The surging dollar has prompted some analysts and investors to forecast a new period of “reverse currency wars” as many central banks abandon a longstanding preference for weaker exchange rates.
The new dynamic marks a departure from the period of low inflation that followed the 2007-09 global financial crisis, when historically low interest rates and large-scale asset purchases — which were partly aimed at boosting growth through a weaker currency — sparked accusations that some economic policymakers were pursuing a currency war.
But in the global burst of price growth that has followed the coronavirus pandemic, stoked even further by Russia’s invasion of Ukraine, the focus for central banks has shifted from encouraging growth to bringing down inflation.
“We are now in a world where having a stronger currency and offsetting the forces driving inflation is something that policymakers actually welcome,” said Mark McCormick, head of foreign exchange strategy at TD Securities.
The dollar hit its highest level against a basket of rival currencies in 20 years this week as traders respond to the Federal Reserve’s attempt to cool inflation with sharp rate rises. But where once central bankers outside the US might have embraced the rampaging dollar, now they feel shifts in exchange rates have added extra pressure to keep pace with the Fed, McCormick argues.
A weaker currency pushes up inflation by increasing the price of imported goods and services. According to analysts at Goldman Sachs, who have identified a new era of “reverse currency wars”, central banks in big developed economies need to raise interest rates on average by an extra 0.1 percentage points to offset a 1 per cent decline in their currencies.
The euro touched a five-year low against the dollar of less than $1.05 last week, sparking renewed speculation that it could fall to parity with the US currency as the fallout from the Ukraine conflict holds back the eurozone’s economy.
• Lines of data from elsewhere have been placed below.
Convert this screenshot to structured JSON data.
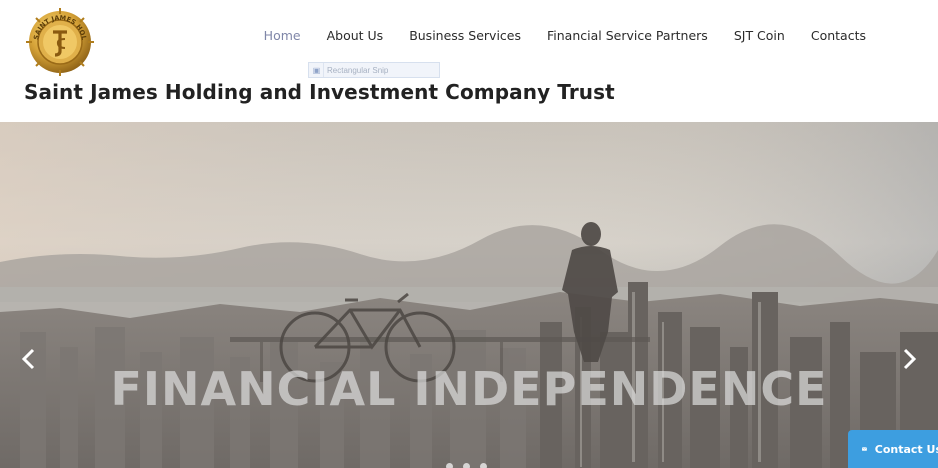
{
  "site": {
    "title": "Saint James Holding and Investment Company Trust",
    "logo_text": "SAINT JAMES HOLDING"
  },
  "nav": {
    "items": [
      {
        "label": "Home",
        "active": true
      },
      {
        "label": "About Us",
        "active": false
      },
      {
        "label": "Business Services",
        "active": false
      },
      {
        "label": "Financial Service Partners",
        "active": false
      },
      {
        "label": "SJT Coin",
        "active": false
      },
      {
        "label": "Contacts",
        "active": false
      }
    ]
  },
  "overlay": {
    "snip_label": "Rectangular Snip"
  },
  "hero": {
    "caption": "FINANCIAL INDEPENDENCE",
    "slide_count": 3,
    "active_slide": 2
  },
  "contact_tab": {
    "label": "Contact Us"
  },
  "colors": {
    "nav_active": "#7f86a8",
    "contact_tab": "#3d9ee0",
    "logo_gold": "#c9962a"
  },
  "icons": [
    "logo-seal-icon",
    "chevron-left-icon",
    "chevron-right-icon",
    "envelope-icon",
    "snip-icon"
  ]
}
The 7 per cent decline so far this year has not gone unnoticed at the European Central Bank.
Isabel Schnabel, an influential member of the ECB’s governing council, said in an interview this week that the central bank was “closely monitoring” the inflationary effects of a weaker euro, although she reiterated the mantra that the central bank does not target the exchange rate.
Still, given their economies’ proximity to Ukraine and their greater reliance on energy imports, investors increasingly think central banks in Europe will struggle to keep up with the Fed. The pound slumped to a two-year low this week even after the Bank of England raised rates for its fourth meeting in a row, as it also warned that the UK is headed for a recession later in the year.
Sterling weakness could begin to worry BoE policymakers, Goldman Sachs strategists warned in the run-up to the meeting. “At some point, the ‘reverse currency wars’ mentality could become more prevalent in the BoE’s mind, with currency weakness exacerbating an already bleak inflation outlook,” Goldman wrote in a note to clients.
The Swiss National Bank, for so long one of the most active currency warriors, with its policy of not allowing the franc to appreciate too much, has also changed its tune. Andrea Maechler, a member of the SNB’s board, said this week that a strong franc has helped ward off inflation, which has risen in Switzerland this year but far less than in the neighbouring eurozone.
The Bank of Japan has largely stood apart from the newfound aversion to a weaker currency, sticking with its ultra-loose monetary policy even as the yen takes a historic tumble. Even so, the speed of the yen’s decline has stirred increasing speculation that Japan’s finance ministry might step into markets to prop up the currency for the first time since 1998.
The strong dollar has also been creating problems in emerging market countries, particularly those with a significant amount of debt denominated in dollars. Even before this year’s run-up in the dollar, roughly 60 per cent of low-income countries were at risk of debt distress, according to the IMF.
“The strong dollar is part of why you’re seeing very limited investment in emerging markets today. Because that is a big risk. The dollar liabilities in much of emerging markets today are sizeable, not just on the sovereign level, but also at the corporate level,” said Rick Rieder, chief investment officer for global fixed income, BlackRock.
According to Karl Schamotta, chief market strategist at Corpay, such strains are the latest reminder that the dollar is “our currency, but it’s your problem”, in the words of former US Treasury secretary John Connally in the early 1970s.
Given the dollar’s unique role at the heart of the global financial system, its strength makes it tougher for businesses and households to access finance in many economies outside the US.
“As the dollar rises, we are seeing a tightening of global financial conditions,” Schamotta said. “The US continues to make the world’s weather.”